I am currently working as a Technician within the Insect and Parasite Ecology Group, assisting with the general running of Prof Ken Wilson's Lab. This is for three days a week, my other time is spent on other Plant Sciences based projects within L.E.C including undergraduate projects, mainly plant - insect interactions. My duties within the group include maintenance of Spodoptera exempta and littoralis cultures and Callosobruchus spp. cultures. I also help with the Small Mammal trapping projects among others. I am currently studying for a BSc (hons) in Natural Sciences with the Open University, hopefully finishing within a year or two!


Phil Nott photo
Yamini Tummala
I am working as a Research Technician on the armyworm project with Prof Ken Wilson. We are looking for genotypic and phenotypic variation in the virus in early, mid and late season isolates. Genotypic characterization is carried out using RFLP and PCR of the known variable regions within the SpexNPV genome. We are also looking for prevalence of persistent SpexNPV infections in the field populations by isolating DNA and RNA from S.exempta pupae and adults collected in the field. Earlier I worked as a research technician at Sheffield Hallam University, on purification of alkene monooxygenase from Rhodococcus rhodochrous using ion exchange chromatography.



Dr Sheena Cotter                     Queen's University Belfast, UK
Prof Stephen Simpson               University of Sydney, Australia
David Grzywacz                       University of Greenwich, UK
Wilfred Mushobozi                    EcoAgriConsult Ltd, Tanzania
Prof Seif Madoffe                     Sokoine University of Agriculture, Tanzania
Dr Esmat Hegazi                       
University of Alexandria, Egypt
Prof Edwin Michael                  University of Notre Dame, USA
Prof Jenny Cory                       Simon Fraser University, Canada
Prof Steve Albon                      Hutton Institute, UK
Dr Justin Irvine                        Hutton Institute, UK   
Dr Brian Preston                       University of Bergundy, Germany
Dr Ian Stevenson                      Sunadal Data Solutions

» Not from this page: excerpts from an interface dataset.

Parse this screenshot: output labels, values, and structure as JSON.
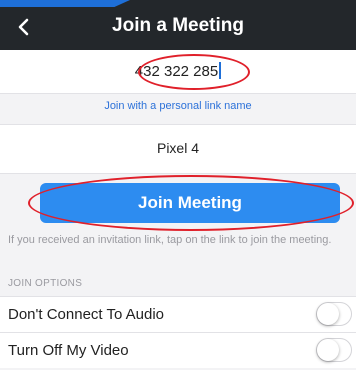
{
  "nav": {
    "title": "Join a Meeting",
    "back_icon": "chevron-left-icon"
  },
  "meeting": {
    "id_value": "432 322 285"
  },
  "personal_link": "Join with a personal link name",
  "display_name": "Pixel 4",
  "join_button": "Join Meeting",
  "hint": "If you received an invitation link, tap on the link to join the meeting.",
  "options": {
    "section_label": "JOIN OPTIONS",
    "items": [
      {
        "label": "Don't Connect To Audio",
        "enabled": false
      },
      {
        "label": "Turn Off My Video",
        "enabled": false
      }
    ]
  },
  "colors": {
    "navbar": "#23272b",
    "accent": "#2d8cf0",
    "annotation": "#e0202a"
  }
}
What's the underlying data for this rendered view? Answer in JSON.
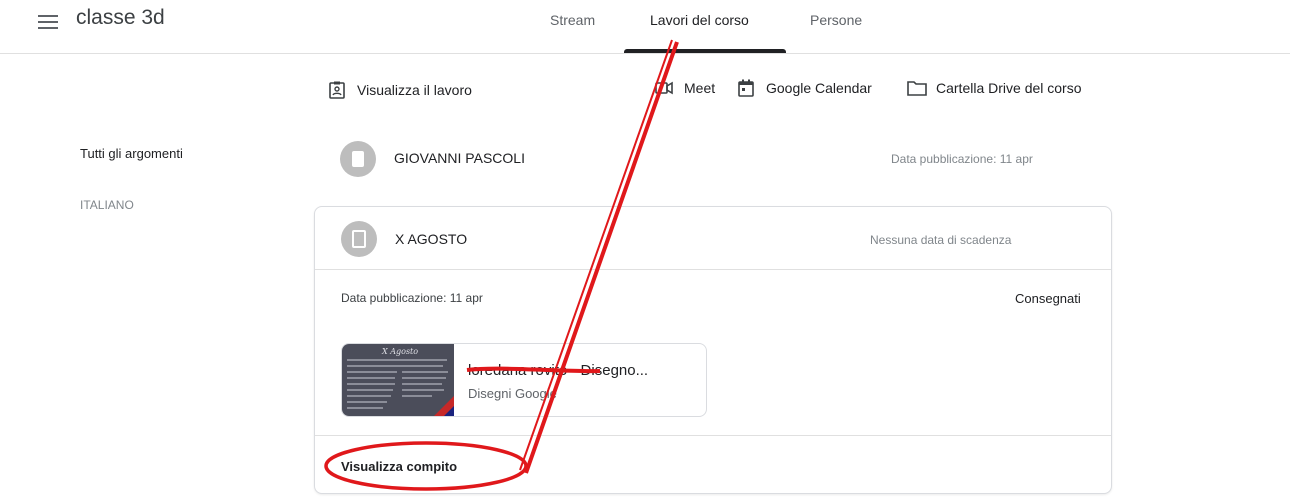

Dr Ian Stevenson: PDRA, now runs his own database company
Dr Brian Preston: PhD student (1997-2001), now a post-doc in France
Dr Sheena Cotter: PhD student (1998-2002), post-doc (2005-2007), now NERC postdoc fellow & lecturer Queen's University Belfast
Dr Sarah Moore: PhD student (1999-2003), now an environmental consultant
Dr Louisa Tempest: PhD student (2001-2006), 'works for the Government'
Dr Libby Redman: PhD student based at CEH-Oxford (2001-2006), now at Glasgow Vet.
Dr Susan Williamson: PhD student (2003-2007), now works as a statistician
Dr Sonia Povey: PhD student (2004-2008), physiotherapist
Dr Kwang Pum Lee: post-doc (2004-2005), now a lecturer in South Korea
Andrew Slaughter: research technician (2006), now doing PhD in South Africa
Dr Julia Myatt
: research technician (2005), went on to PhD at Birmingham, now PDRA at Royal Vet College
Dr Clare Benskin:
research technician (2004), PhD (2005-2009), now employed on the DTC River Eden Project.
Shaihla Khan: research technician (2010), now enrolled on a doctoral programme in the USA.